Listening to the radio and drifting in and out of sleep this morning, I thought I heard somebody say that "destroying stockpiles of ivory will dampen demand" for it. Eh?Apparently, Hong Kong is planning to destroy 28 tons of elephant ivory that it has confiscated over the years. Other countries, including the USA, have been doing similar things to reduce demand for ivory. I thought that when you reduced the supply of something, it would tend to increase the price of that thing.
It makes sense to me to destroy weapons or drugs that are seized, those things could be dangerous if somebody got hold of them, and might not be safe enough to general re-use. But with ivory, the damage to the elephant is already done and the criminals have already lost their goods, so what's the additional benefit of destroying it? Even PETA gives away fur coats to the homeless.
Wouldn't releasing all this ivory onto the market drop the price of the stuff and make poaching less attractive? Couldn't the proceeds of those sales also support anti-poaching law enforcement, education and elephant conservation? I understand the desire to make a point and tell the world that it's not OK to kill endangered elephants for decoration but these high profile destructions just seem like advertisements for ivory - "it's getting scarcer, so you better buy some now!"
That seemed entirely too loony, so I turned over and went back to sleep for while. The next time I stirred, the story had shifted to the controversy over "micro-apartments" in Boston's "Innovation District," formerly known as part of South Boston.
People have got their real estate panties in a knot over whether or not developers should be able to build small apartments, even tiny ones, to chip away at Boston's 25,000 unit housing shortage. After a great deal of wrangling, it sounds like developers have been approved for 350 such units, and 77 are under construction or already built.
These "innovation units" are apparently super modern and somewhat less than 450 square feet. That doesn't really seem like some weird new form of housing. I've got a 450 square foot condo in Cambridge, and I know there are plenty more. Of course, I'm enjoying the profits from renting out my condo, but if the city would allow the housing it needs to be built, prices for both rentals and sales would most certainly fall. Allowing a few hundred new units of just one kind when thousands of every kind are needed won't change a thing.
I can't help thinking that if the tech innovators whom Boston wants to attract were subjected to the same kinds of restrictions that real estate developers are to meet the market need, they'd be trying to develop mobile apps in BASIC.

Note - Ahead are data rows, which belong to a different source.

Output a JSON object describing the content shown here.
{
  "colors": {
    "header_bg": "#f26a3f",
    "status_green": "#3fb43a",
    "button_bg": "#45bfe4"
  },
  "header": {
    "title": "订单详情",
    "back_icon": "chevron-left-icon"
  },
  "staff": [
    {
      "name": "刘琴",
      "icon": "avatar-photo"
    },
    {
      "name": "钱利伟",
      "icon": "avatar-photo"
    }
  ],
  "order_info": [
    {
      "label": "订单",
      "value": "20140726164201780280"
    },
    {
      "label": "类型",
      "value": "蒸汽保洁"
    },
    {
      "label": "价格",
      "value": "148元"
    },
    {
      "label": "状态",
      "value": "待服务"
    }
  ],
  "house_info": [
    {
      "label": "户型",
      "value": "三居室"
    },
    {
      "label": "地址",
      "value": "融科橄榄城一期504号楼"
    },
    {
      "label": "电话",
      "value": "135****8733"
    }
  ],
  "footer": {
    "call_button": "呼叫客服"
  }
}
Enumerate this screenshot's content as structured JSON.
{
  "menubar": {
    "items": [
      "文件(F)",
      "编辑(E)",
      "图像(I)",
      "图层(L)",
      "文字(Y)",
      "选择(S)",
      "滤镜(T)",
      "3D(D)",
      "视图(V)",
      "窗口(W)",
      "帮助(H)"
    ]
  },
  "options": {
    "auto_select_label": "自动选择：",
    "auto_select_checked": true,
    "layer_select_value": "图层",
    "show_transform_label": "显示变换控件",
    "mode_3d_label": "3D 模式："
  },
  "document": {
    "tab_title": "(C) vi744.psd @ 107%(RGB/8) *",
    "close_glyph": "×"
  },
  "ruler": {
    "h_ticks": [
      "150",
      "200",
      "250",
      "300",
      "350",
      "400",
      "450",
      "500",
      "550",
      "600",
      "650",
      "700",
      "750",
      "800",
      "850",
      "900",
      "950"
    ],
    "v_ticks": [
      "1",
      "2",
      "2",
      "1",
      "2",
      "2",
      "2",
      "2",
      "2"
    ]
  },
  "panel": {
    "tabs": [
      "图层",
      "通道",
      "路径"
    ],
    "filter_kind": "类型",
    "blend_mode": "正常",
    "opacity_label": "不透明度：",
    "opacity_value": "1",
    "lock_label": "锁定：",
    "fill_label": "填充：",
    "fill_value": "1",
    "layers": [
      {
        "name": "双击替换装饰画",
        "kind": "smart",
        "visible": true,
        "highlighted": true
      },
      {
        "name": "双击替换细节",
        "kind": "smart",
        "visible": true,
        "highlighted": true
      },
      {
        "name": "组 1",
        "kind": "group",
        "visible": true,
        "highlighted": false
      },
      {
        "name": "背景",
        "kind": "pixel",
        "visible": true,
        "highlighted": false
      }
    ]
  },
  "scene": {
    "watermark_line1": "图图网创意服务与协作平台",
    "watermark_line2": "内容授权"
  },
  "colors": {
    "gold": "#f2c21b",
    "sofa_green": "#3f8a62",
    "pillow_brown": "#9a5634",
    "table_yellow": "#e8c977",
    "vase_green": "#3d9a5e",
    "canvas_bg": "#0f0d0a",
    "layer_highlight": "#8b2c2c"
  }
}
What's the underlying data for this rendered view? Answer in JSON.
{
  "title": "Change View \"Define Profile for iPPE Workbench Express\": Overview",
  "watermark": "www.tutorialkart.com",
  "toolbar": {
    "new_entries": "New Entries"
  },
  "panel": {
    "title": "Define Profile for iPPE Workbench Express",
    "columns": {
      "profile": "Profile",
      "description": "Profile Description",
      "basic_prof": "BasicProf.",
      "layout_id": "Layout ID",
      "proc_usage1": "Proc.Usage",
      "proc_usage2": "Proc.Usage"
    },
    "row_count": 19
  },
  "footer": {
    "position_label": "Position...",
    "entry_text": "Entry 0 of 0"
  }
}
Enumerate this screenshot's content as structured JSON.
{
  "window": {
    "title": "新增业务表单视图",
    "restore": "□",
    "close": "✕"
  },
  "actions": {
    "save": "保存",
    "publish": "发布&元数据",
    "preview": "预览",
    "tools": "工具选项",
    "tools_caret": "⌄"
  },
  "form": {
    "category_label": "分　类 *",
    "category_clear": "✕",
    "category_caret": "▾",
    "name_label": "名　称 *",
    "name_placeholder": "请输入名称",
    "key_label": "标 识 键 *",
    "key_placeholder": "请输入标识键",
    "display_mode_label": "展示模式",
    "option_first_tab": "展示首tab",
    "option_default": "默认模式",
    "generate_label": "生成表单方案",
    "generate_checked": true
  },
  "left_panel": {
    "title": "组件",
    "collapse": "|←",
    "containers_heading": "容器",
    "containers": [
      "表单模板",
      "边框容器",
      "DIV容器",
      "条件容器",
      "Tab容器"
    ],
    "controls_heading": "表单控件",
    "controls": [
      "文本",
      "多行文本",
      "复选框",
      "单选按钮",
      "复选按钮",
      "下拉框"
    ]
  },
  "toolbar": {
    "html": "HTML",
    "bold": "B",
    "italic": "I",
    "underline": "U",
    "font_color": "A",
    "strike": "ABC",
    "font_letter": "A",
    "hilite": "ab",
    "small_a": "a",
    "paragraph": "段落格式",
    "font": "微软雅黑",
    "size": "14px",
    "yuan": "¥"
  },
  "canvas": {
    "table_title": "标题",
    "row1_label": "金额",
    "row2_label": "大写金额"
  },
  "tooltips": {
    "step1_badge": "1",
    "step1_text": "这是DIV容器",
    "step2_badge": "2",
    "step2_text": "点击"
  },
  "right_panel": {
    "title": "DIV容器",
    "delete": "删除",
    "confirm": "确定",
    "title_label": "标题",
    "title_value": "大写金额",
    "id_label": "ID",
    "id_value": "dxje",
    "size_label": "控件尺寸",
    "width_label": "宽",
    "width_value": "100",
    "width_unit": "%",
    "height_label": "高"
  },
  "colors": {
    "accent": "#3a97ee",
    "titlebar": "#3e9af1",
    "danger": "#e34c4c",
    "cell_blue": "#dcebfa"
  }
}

Maybe allowing a trickle of additional supply to make product more affordable is less crazy than destroying product to reduce demand, but neither path seems quite optimal. Can't we do better for elephants and Bostonians?